  • The most likely shared parts will be kitchens or bathrooms; and either:
  • The property includes accommodation for at least one other household, which is separately let, but cannot accommodate more than two other separately let households; or
  • The property is not normally sufficient to provide residential accommodation for more than six people (in addition to the landowner or their relative and their household members)

Seeing as many of the listings I found fit into those categories – alongside the fact I couldn’t pass fully then – meant that I had to rule out a lot of listings. As many landowners are older, more privileged cis people and thus more likely to misunderstand, I did not feel safe putting myself into that situation which is before considering my autism-related needs. I very highly doubt I am alone in this although I can’t confirm personally.

The system for finding accommodation for housing related support:

The current system in the UK for someone who needs housing support to fill out a form via the council stating the needs people have and where they’d like to stay. Then housing providers can view applications on their systems so that if they can contact the applicant to request an interview. I haven’t been to an interview so I don’t know how that goes down, just the initial application meeting for one provider. In that meeting I was asked more about my needs as well as what steps I’ve took to undergo transitioning which includes social, legal and medical. I didn’t particularly want to give any details on the medical side – and the person I saw was very apologetic about having to ask it – but I believe that is a requirement too. Regardless, in the end that didn’t go anywhere as they didn’t have room for me either. However that was only one provider so hopefully there are more out there.

Being declared as unintentionally homeless:

The gist of this is that if I’m declared as intentionally homeless, the council would not help me and this would affect what support I’d get. It’s the same for any homeless person even though the circumstances will be different each time. My circumstances of fleeing abuse is one of a few instances where somebody leaving home when they aren’t being kicked out is not becoming intentionally homeless. It did mean that me and my parents had to meet with a council rep to have some kind of “mediation” even though I knew going in it wasn’t going to be feasible. It was annoying but I entertained the mediation idea and it paid off.

Wider political context:

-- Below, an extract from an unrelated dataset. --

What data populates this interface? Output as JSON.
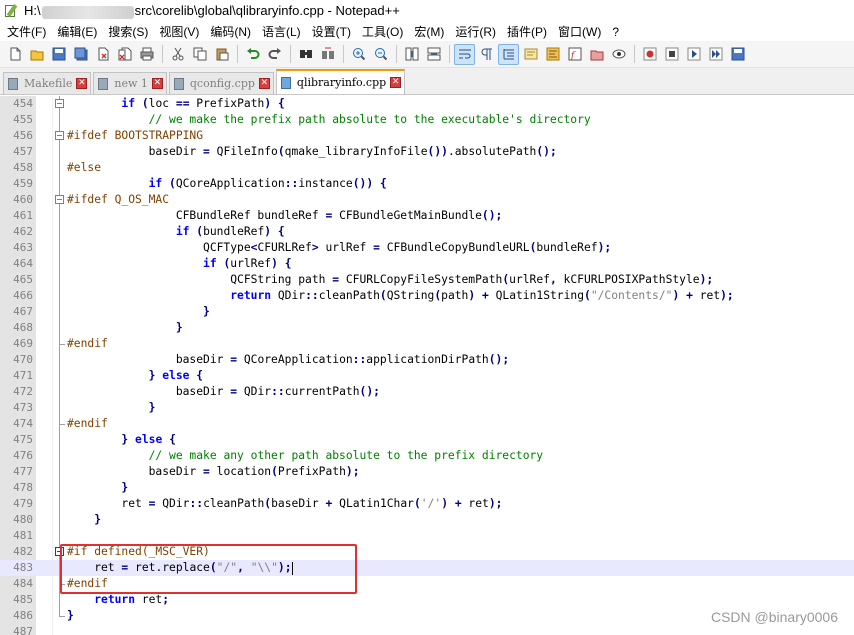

There is a housing shortage in the UK and has been for some time thanks to the Conservative party. Nowhere near enough affordable social housing exists as the demand for that considerably outstrips supply. The same also applies to supported housing and other types of accommodation. Additionally, there is a lot of homes that are lying empty due to being owned by the mega rich and not occupied. Hence even if I was not marginalised I would still have some problems.

With all the above said, the only option left for me for now is to sofa surf and frankly if I didn’t have friends to help I would have been in a seriously bad place. And being autistic and trans even having friends is a privilege because social anxiety and dysphoria makes it hard for friendships to form.

In some ways, my experiences with my friends the past couple of months have somewhat restored my faith in humanity because it shows that people will step up where they can. However, it also shouldn’t be this way and that’s sad. It’s one reason I’ve written this post because it’s this kind of first hand testimony that spreads awareness of these issues so legal reform can be done. Most people are not even aware of these issues in any real detail especially if they are not involved in the disability, LGBTQ+ or housing communities. Hence I am providing some of the detail.

For me personally, I don’t know what the future holds. I’m hoping to no longer be homeless by the end of this year but I really can’t say for sure yet. Regardless, hopefully 2020 will be a happier, more prosperous year for me. Happy New Year to you all and hopefully 2020 is just as prosperous for you too.

Kind regards,
Milla xx